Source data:
++++
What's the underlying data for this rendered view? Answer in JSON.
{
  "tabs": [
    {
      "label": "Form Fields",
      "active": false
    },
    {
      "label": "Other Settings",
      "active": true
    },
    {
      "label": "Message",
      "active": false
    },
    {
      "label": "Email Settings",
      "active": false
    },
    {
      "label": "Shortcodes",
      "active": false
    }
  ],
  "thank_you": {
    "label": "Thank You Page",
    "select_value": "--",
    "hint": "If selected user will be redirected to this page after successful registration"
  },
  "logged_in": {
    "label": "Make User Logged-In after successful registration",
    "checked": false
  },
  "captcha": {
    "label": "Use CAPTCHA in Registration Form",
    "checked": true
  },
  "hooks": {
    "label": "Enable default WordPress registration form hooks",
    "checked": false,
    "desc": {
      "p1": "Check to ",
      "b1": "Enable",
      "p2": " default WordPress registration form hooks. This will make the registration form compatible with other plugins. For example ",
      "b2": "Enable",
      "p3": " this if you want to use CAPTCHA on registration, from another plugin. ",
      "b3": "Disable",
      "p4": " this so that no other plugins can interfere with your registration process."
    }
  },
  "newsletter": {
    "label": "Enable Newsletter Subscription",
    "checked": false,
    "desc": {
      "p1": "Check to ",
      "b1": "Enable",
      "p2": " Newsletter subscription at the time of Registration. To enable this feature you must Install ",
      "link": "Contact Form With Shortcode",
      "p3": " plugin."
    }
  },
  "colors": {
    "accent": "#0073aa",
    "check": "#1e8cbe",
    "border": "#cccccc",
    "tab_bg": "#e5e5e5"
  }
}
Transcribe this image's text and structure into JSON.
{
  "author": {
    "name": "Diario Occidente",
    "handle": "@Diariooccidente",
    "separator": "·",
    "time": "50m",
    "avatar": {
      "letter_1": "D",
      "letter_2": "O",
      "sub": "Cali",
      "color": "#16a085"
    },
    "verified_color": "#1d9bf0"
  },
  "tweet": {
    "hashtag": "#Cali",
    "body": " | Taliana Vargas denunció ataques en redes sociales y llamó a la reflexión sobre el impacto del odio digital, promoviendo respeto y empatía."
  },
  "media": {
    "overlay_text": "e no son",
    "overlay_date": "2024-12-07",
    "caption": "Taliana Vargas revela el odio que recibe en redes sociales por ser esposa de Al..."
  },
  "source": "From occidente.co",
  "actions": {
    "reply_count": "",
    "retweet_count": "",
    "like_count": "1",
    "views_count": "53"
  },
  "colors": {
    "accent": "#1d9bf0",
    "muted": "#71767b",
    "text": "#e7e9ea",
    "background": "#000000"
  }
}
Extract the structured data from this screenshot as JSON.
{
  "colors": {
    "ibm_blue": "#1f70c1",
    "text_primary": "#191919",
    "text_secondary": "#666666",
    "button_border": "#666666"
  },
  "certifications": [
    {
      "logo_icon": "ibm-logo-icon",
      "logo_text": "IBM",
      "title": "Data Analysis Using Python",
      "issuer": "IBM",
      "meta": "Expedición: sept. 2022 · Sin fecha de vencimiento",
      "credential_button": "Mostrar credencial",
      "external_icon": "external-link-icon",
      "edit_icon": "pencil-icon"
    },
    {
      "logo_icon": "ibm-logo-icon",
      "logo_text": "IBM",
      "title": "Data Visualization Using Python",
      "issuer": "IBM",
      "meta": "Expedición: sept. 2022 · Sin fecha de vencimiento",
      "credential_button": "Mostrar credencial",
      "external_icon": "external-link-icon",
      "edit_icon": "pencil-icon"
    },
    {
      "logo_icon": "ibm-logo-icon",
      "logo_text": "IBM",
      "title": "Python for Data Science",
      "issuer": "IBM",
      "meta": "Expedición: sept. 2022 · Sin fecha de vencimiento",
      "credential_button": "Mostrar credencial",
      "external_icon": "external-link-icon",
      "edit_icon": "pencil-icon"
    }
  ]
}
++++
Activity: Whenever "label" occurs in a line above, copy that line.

Exercise response:
      "label": "Form Fields",
      "label": "Other Settings",
      "label": "Message",
      "label": "Email Settings",
      "label": "Shortcodes",
    "label": "Thank You Page",
    "label": "Make User Logged-In after successful registration",
    "label": "Use CAPTCHA in Registration Form",
    "label": "Enable default WordPress registration form hooks",
    "label": "Enable Newsletter Subscription",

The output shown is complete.